Divine Mercy: My First Sermon as a Jesuit
Tomorrow, I’ll give my first homiletic reflection (sermon) as a Jesuit. What’s a more proper topic than Divine Mercy?! The context is Luke 15:3-7, the Parable of the Lost Sheep.
When the Jesuit reporter Antonio Spadaro asked Pope Francis the simple question, “Who are you? Who is Jorge Mario Bergoglio?”, the Pope responded, “I am a sinner whom the Lord has looked upon.” Though He is the Vicar of Christ, the most “powerful” man in the Holy Mother Church, Francis identifies himself with the lost sheep that Jesus chases, with the sinner who receives God’s immeasurable mercy. In this spirit today I’d like to share two short comments and one brief exhortation that illustrate the length to which Jesus goes to offer us redemptive mercy and the call we have received to grant that mercy to others.
Jesus is a Shepherd of sheep, yet he is a sheep himself, the Lamb of God. We cannot separate these two roles of Our Lord. In the gospel parable Christ brings the lost sheep back to a celebration of neighbors, perhaps a great feast of thanksgiving. Is not this feast the Supper of the Lamb, the celebration of the Eucharist? And what is the Eucharist if not a ceremony of the Lamb’s Blood shed on the cross, poured out for sinners? When we approach the Body and Blood of Jesus in our daily celebrations here, we come both as sinners upon whom Christ has shown mercy and as triumphant soldiers in the Army of the Lord who glory in the victory of the Cross.
But now, the mass does come to an end. This banquet is only a foretaste of the everlasting wedding supper to come. While we remain on earth, there is work to be done for the sake of the gospel. Is this task any different from that of the pastor of Luke’s parable? We, strengthened by the mercy of Christ ourselves, set the world on fire by showing that mercy to sinners. One considers the witness of the late Cardinal Bernardin, who, amidst the false accusations of sexual abuse, agreed to meet with the man who brought forth these charges. This man was dying of HIV/AIDS. He had left the Church. After this man, a certain Stephen, consented to an encounter with Bernardin, Stephen asked for full reconciliation with the Catholic community and God. Bernardin said mass for his accuser and offered him forgiveness, reminding us of the words of Jesus on the cross: “Forgive them, Father, for they know not what they do.” In the midst of even the greatest forms of agony and backstabbing, we Catholics must commit to be instruments of God’s offer of peace to sinners.

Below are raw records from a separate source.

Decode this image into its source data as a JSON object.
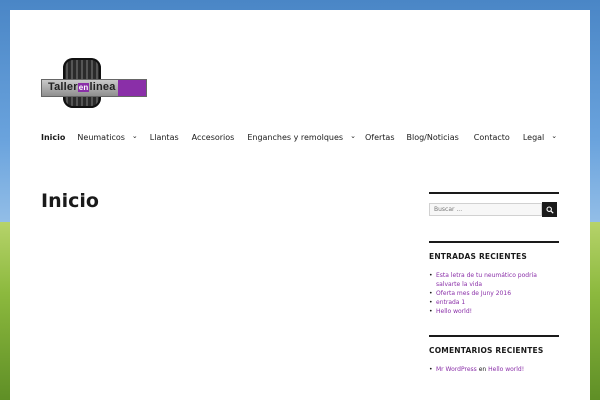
{
  "site": {
    "logo_text": {
      "part1": "Taller",
      "part2": "en",
      "part3": "linea"
    },
    "colors": {
      "accent": "#8a2fa8",
      "text": "#1a1a1a"
    }
  },
  "nav": {
    "items": [
      {
        "label": "Inicio",
        "dropdown": false
      },
      {
        "label": "Neumaticos",
        "dropdown": true
      },
      {
        "label": "Llantas",
        "dropdown": false
      },
      {
        "label": "Accesorios",
        "dropdown": false
      },
      {
        "label": "Enganches y remolques",
        "dropdown": true
      },
      {
        "label": "Ofertas",
        "dropdown": false
      },
      {
        "label": "Blog/Noticias",
        "dropdown": false
      },
      {
        "label": "Contacto",
        "dropdown": false
      },
      {
        "label": "Legal",
        "dropdown": true
      }
    ]
  },
  "main": {
    "title": "Inicio"
  },
  "sidebar": {
    "search": {
      "placeholder": "Buscar ...",
      "button_icon": "search-icon"
    },
    "recent_posts": {
      "title": "ENTRADAS RECIENTES",
      "items": [
        "Esta letra de tu neumático podría salvarte la vida",
        "Oferta mes de Juny 2016",
        "entrada 1",
        "Hello world!"
      ]
    },
    "recent_comments": {
      "title": "COMENTARIOS RECIENTES",
      "items": [
        {
          "author": "Mr WordPress",
          "connector": "en",
          "post": "Hello world!"
        }
      ]
    }
  }
}
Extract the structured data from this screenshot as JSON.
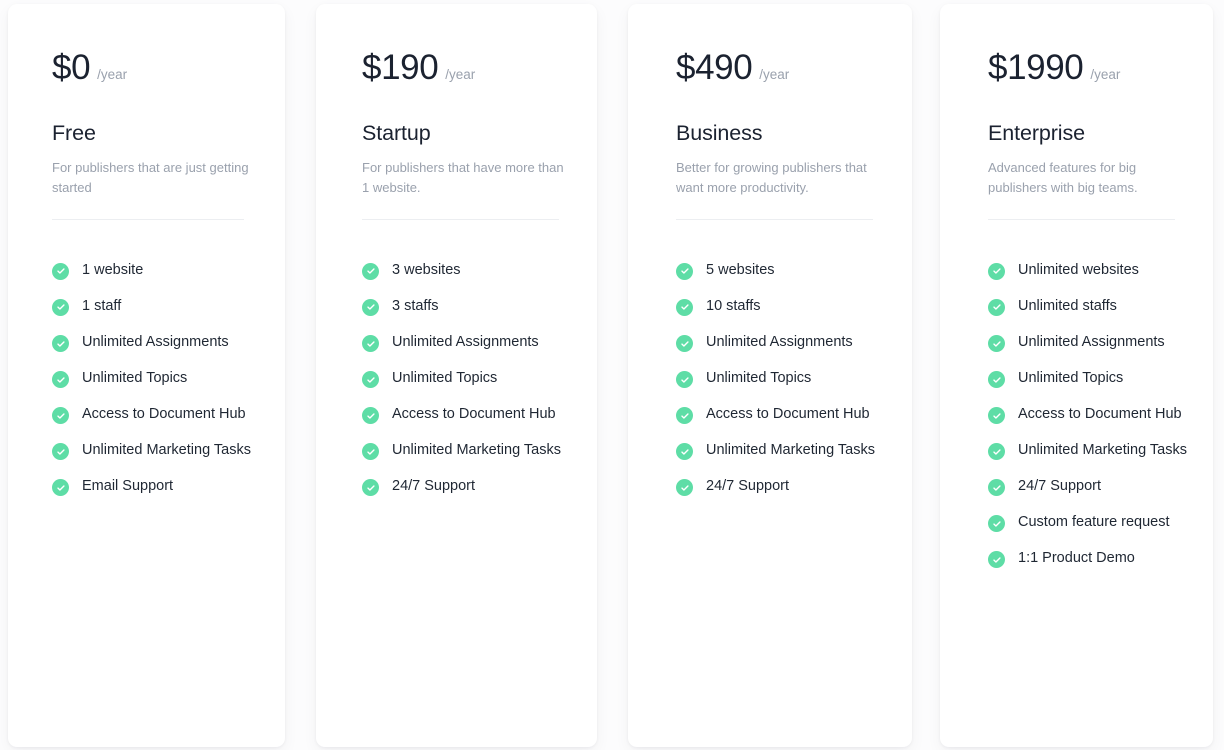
{
  "page": {
    "background_color": "#fcfcfd",
    "card_background": "#ffffff",
    "accent_color": "#5edda6",
    "heading_color": "#1b2230",
    "muted_color": "#9aa1ad",
    "divider_color": "#eceef1"
  },
  "plans": [
    {
      "price": "$0",
      "period": "/year",
      "name": "Free",
      "description": "For publishers that are just getting started",
      "features": [
        "1 website",
        "1 staff",
        "Unlimited Assignments",
        "Unlimited Topics",
        "Access to Document Hub",
        "Unlimited Marketing Tasks",
        "Email Support"
      ]
    },
    {
      "price": "$190",
      "period": "/year",
      "name": "Startup",
      "description": "For publishers that have more than 1 website.",
      "features": [
        "3 websites",
        "3 staffs",
        "Unlimited Assignments",
        "Unlimited Topics",
        "Access to Document Hub",
        "Unlimited Marketing Tasks",
        "24/7 Support"
      ]
    },
    {
      "price": "$490",
      "period": "/year",
      "name": "Business",
      "description": "Better for growing publishers that want more productivity.",
      "features": [
        "5 websites",
        "10 staffs",
        "Unlimited Assignments",
        "Unlimited Topics",
        "Access to Document Hub",
        "Unlimited Marketing Tasks",
        "24/7 Support"
      ]
    },
    {
      "price": "$1990",
      "period": "/year",
      "name": "Enterprise",
      "description": "Advanced features for big publishers with big teams.",
      "features": [
        "Unlimited websites",
        "Unlimited staffs",
        "Unlimited Assignments",
        "Unlimited Topics",
        "Access to Document Hub",
        "Unlimited Marketing Tasks",
        "24/7 Support",
        "Custom feature request",
        "1:1 Product Demo"
      ]
    }
  ],
  "icons": {
    "check": "check-circle-icon"
  }
}
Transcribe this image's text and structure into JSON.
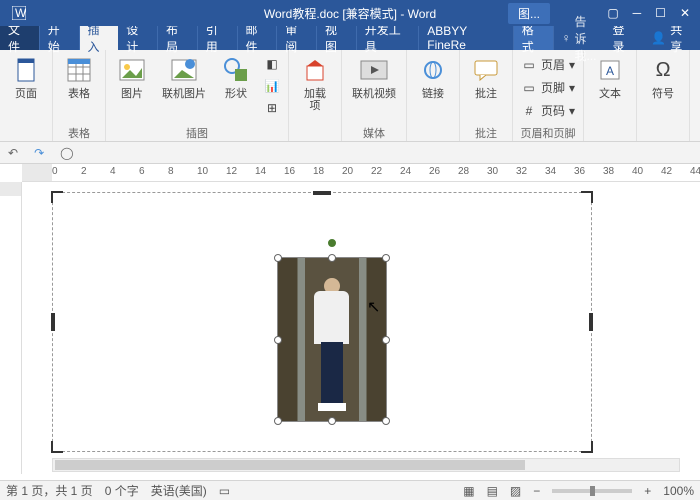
{
  "title": {
    "docname": "Word教程.doc [兼容模式] - Word",
    "contextual_tab": "图...",
    "window_controls": [
      "user-icon",
      "minimize",
      "maximize",
      "close"
    ]
  },
  "tabs": {
    "file": "文件",
    "items": [
      "开始",
      "插入",
      "设计",
      "布局",
      "引用",
      "邮件",
      "审阅",
      "视图",
      "开发工具",
      "ABBYY FineRe"
    ],
    "active_index": 1,
    "context_tab": "格式",
    "tell_me": "告诉我...",
    "login": "登录",
    "share": "共享"
  },
  "ribbon": {
    "pages": {
      "label": "页面",
      "btn": "页面"
    },
    "tables": {
      "label": "表格",
      "btn": "表格"
    },
    "illus": {
      "label": "插图",
      "pic": "图片",
      "online_pic": "联机图片",
      "shapes": "形状"
    },
    "addins": {
      "label": "",
      "btn": "加载\n项"
    },
    "media": {
      "label": "媒体",
      "btn": "联机视频"
    },
    "links": {
      "label": "",
      "btn": "链接"
    },
    "comments": {
      "label": "批注",
      "btn": "批注"
    },
    "headerfooter": {
      "label": "页眉和页脚",
      "header": "页眉",
      "footer": "页脚",
      "pagenum": "页码"
    },
    "text": {
      "label": "文本",
      "btn": "文本"
    },
    "symbols": {
      "label": "符号",
      "btn": "符号"
    }
  },
  "ruler_marks": [
    0,
    2,
    4,
    6,
    8,
    10,
    12,
    14,
    16,
    18,
    20,
    22,
    24,
    26,
    28,
    30,
    32,
    34,
    36,
    38,
    40,
    42,
    44
  ],
  "status": {
    "page": "第 1 页，共 1 页",
    "words": "0 个字",
    "lang": "英语(美国)",
    "zoom": "100%"
  }
}
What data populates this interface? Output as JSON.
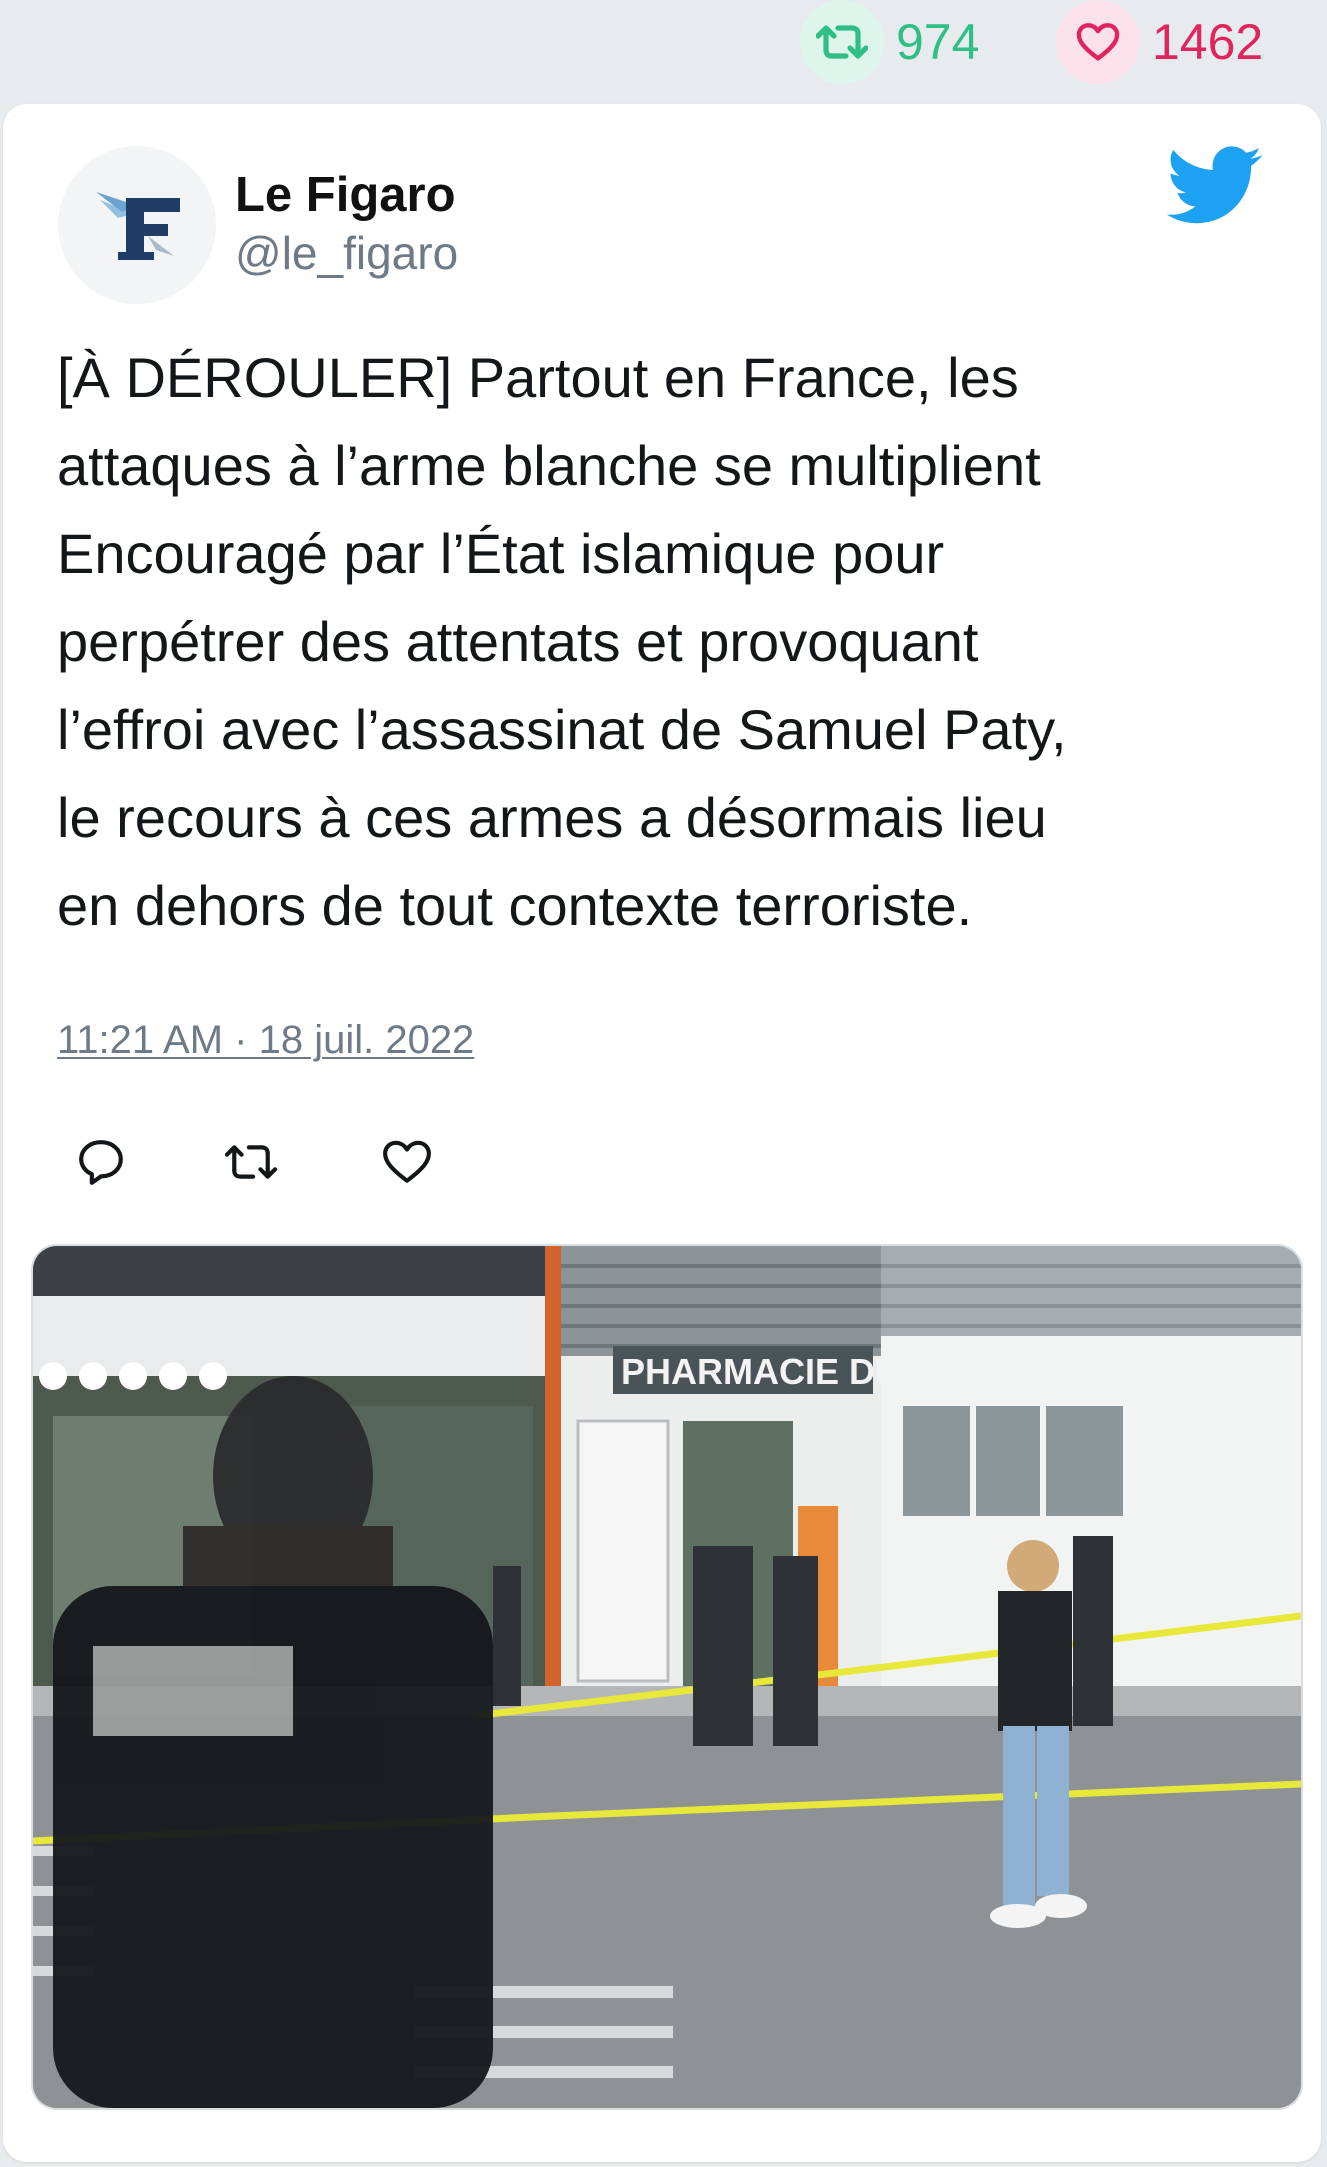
{
  "stats": {
    "retweets": "974",
    "likes": "1462",
    "retweet_icon": "retweet-icon",
    "like_icon": "heart-icon"
  },
  "author": {
    "display_name": "Le Figaro",
    "handle": "@le_figaro",
    "avatar_icon": "le-figaro-logo"
  },
  "tweet": {
    "lines": [
      "[À DÉROULER] Partout en France, les",
      "attaques à l’arme blanche se multiplient",
      "Encouragé par l’État islamique pour",
      "perpétrer des attentats et provoquant",
      "l’effroi avec l’assassinat de Samuel Paty,",
      "le recours à ces armes a désormais lieu",
      "en dehors de tout contexte terroriste."
    ],
    "timestamp": "11:21 AM · 18 juil. 2022"
  },
  "actions": {
    "reply_icon": "reply-icon",
    "retweet_icon": "retweet-icon",
    "like_icon": "heart-icon"
  },
  "media": {
    "storefront_sign": "PHARMACIE DU ME"
  },
  "colors": {
    "retweet": "#2fbe86",
    "like": "#e0245e",
    "twitter_blue": "#1da1f2",
    "muted": "#6e7b87"
  }
}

What might we, Jesuit novices, have to learn from these things? Everything! As God despises the sins of his creatures yet loves them nonetheless, we must despise the sins of our fellow creatures yet grant mercy to them nonetheless! Who hates you? Who has wandered from you? Who makes you upset? Love them as Christ would. Who have you offended? Who do you hate? Whose attitudes and actions make you cringe? Be reconciled with these people in the spirit of Christ! We constantly receive the mercy of Christ, for we have sinned, yet we share the mercy of Christ because we are His imitators.
Let me close with a brief prayer taken from the Chaplet of Divine Mercy. It captures the essence of this Lucan parable: “Eternal God, in whom mercy is endless and the treasury of compassion inexhaustible, look kindly upon us and increase Your mercy in us, that in difficult moments we might not despair nor become despondent, but with great confidence submit ourselves to Your holy will, which is Love and Mercy itself. Amen.”
Thanks for reading,
David JW Inczauskis, nSJ